■ PROBLEM TO SOLVE
Scan the material below for every line with the string "Poznajemy", and copy those lines.

■ TASK MATERIAL

+ + + + +

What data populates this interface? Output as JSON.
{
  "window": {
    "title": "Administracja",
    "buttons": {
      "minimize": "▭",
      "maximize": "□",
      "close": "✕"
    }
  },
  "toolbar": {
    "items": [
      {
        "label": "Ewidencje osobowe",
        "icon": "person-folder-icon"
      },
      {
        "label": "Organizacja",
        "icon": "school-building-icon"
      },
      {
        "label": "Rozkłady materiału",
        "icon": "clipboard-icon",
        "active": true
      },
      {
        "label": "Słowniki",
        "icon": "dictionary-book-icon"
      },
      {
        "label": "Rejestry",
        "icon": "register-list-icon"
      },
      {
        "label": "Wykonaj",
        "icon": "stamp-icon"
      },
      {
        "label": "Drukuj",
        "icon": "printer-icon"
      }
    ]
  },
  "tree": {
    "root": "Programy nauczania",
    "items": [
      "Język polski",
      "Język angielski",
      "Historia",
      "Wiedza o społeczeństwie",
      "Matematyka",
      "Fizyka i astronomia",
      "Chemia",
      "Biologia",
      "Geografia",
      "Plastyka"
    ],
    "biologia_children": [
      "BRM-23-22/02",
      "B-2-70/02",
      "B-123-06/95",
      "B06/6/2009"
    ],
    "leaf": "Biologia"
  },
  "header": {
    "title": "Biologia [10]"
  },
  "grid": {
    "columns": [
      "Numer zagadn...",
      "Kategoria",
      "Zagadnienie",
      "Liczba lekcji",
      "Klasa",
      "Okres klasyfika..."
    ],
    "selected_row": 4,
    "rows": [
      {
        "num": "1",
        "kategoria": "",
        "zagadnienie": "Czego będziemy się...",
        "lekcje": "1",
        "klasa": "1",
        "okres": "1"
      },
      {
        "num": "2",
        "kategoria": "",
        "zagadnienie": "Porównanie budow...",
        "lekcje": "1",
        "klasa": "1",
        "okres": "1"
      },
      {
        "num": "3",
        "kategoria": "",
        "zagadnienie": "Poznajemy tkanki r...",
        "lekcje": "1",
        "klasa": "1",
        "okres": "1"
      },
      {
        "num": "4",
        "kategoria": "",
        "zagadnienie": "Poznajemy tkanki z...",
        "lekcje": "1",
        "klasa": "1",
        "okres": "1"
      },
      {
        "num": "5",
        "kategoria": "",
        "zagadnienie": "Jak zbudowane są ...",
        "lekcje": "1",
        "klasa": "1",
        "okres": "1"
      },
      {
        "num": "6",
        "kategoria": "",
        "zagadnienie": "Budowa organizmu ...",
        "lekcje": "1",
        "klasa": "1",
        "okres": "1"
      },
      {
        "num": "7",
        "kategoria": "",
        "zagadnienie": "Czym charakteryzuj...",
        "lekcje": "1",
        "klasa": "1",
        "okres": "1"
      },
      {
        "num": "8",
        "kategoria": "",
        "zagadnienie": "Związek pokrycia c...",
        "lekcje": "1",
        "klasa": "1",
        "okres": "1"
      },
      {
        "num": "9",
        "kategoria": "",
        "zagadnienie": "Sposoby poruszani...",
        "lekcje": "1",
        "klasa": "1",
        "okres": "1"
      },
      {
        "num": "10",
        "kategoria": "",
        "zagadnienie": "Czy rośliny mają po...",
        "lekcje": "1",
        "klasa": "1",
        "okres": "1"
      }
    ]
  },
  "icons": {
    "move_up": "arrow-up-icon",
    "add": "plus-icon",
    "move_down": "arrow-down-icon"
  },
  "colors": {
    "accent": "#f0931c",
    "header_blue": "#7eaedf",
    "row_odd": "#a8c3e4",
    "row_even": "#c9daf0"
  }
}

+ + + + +

■ TASK RESPONSE
        "zagadnienie": "Poznajemy tkanki r...",
        "zagadnienie": "Poznajemy tkanki z...",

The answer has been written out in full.